We really started putting it to use this month as the fish have all pushed to the ledges. We wanted to build on what we had done on Wheeler just a week ago, which you can read about here:
We idled for a good bit. A fish here. Two fish there. A bait ball or two. But, nothing really exhibited what we were looking for. We want to see fish on the bottom, preferably on the ledge in groups of 3 or more and adjacent to either a channel switchback and/or stumps and rocks.
Eventually we found just that. On the backside of an underwater hump, on the river ledge, where a group of stumps. On those stumps (and adjacent to them) were distinct arches on the bottom. In my experience, that's just what you want.
We made a few casts, me with the Spro DD and Josh with a combination of ledge busting plastics. I quickly located the stumps with the crank. Crawling the bait through the stumps resulted in a quick bite from a smallmouth. Then, a largemouth that threw the bait. As mad as I was, I knew we were on to them.
We both sat back for a second and collecting ourselves. We knew this was when we needed to fish clean. We knew the fish were here, but not in enough numbers to be a slugfest. We might get 5. We might get 10. But we needed to get each and every one of them in the boat
So, we went to work. And the rain came.
Luckily the rain wasn't too bad. In fact, it was quite pleasant. And, it triggered a great flurry!
Catch fish. Cull. Catch fish. Cull. One after another, most of the original limit was tossed back in the drink, even two at a time as Josh and I doubled up.
The problem was that we weren't catching pigs. Most of them were between 2 and 2 .5 pounds. The culls were in ounces.
Josh finally got the bite we needed on a crank . I dropped my stick and grabbed the net, laying on the front deck to net this slob. Jumped once and we saw what we wanted to see. A 5 pounder.
About 5 feet from the boat it jumped again and threw the crank right back at my face.

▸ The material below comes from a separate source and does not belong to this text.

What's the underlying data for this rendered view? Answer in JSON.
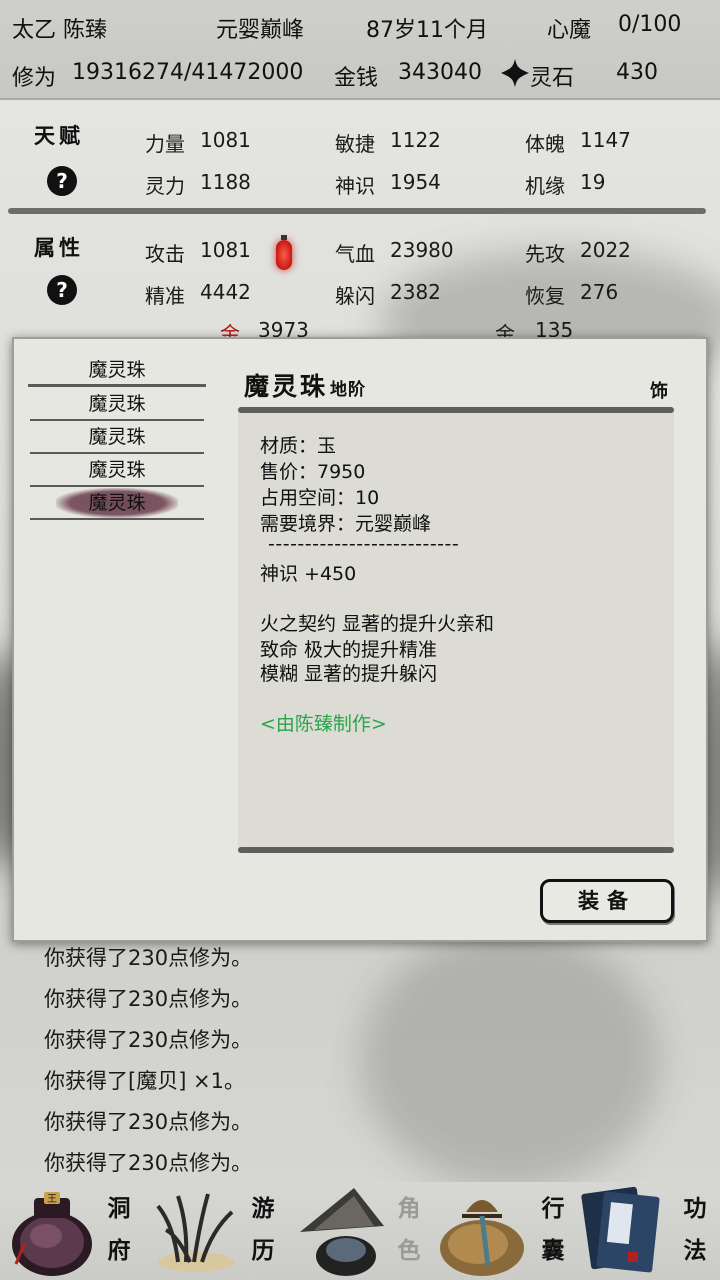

The bite died with that fish.
We headed down river hitting a few other ledges I knew about. Two were misses. One had a few bites for us on back to back casts, including a nice 3 pounder that I hooked up with on a PTL 7" Finicky Tickler. Normally plastic bites stay hooked up....but this one came unbuttoned some how. This fish didn't even jump. Just came up to the boat, looked at me, and spit the worm back out.
By this point, every single ledge had boats lined up on it. Something that I hadn't seen on this lake in the 5 times I fished this stretch. In fact, this was the most boats I had EVER seen on Pickwick. We fished behind someone on every stop.

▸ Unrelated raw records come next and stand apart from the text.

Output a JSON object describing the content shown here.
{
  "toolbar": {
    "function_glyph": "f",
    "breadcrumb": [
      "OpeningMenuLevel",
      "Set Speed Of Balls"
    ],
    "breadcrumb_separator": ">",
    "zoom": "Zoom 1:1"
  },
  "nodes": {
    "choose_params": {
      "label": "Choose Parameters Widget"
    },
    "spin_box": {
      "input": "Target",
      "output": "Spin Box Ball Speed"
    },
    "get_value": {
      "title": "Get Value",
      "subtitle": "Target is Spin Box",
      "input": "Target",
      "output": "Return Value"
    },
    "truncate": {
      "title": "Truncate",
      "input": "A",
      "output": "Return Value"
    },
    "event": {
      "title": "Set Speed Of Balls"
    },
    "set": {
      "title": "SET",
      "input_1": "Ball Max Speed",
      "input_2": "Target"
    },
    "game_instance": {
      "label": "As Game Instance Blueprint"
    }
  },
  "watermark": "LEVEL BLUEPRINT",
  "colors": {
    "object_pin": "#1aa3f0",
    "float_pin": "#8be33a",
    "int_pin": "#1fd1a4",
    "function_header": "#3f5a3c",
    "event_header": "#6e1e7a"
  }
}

So, we thought about it...and decided to go back to our first ledge. No one had been fishing that stretch. That was mostly because the hump itself didn't show up on GPS because it was so small. You REALLY had to zoom in on it to find it.
Up the river we went.
The bites slowed dramatically. We left the cranks and went to plastic baits exclusively. After an hour, Josh said it would be his last cast and we would start back up river. After all, we had about 200 extra pounds of water, a 20MPH headwind and a long way to go.
He made the cast and as he brought in the slack, it got heavy on him. After trying to feel the bottom for a few seconds, he decided that it probably wasn't grass or something else fouling his bait...so he went with the homerun swing and connected!
We netted our big fish for the day, an instant 2 pound upgrade.
We had 5 really nice fish that we had guessed were around 15 pounds.
Back up the river we went...this time all the way up.
We were lucky enough to win, though everyone found fish. In fact, every boat weighed in a limit. The funny thing is, our 15 pounds we THOUGHT we had was actually 12. Turns out, post-spawn fish don't weigh much. WHO KNEW.
It was a terrific trip! I sure wish we came back with 20+ pounds, but we didn't. We did catch a lot of quality fish, just nothing over 3.5 pounds! All told, we caught slightly over 20 fish total. The majority on Spro cranks and big worms.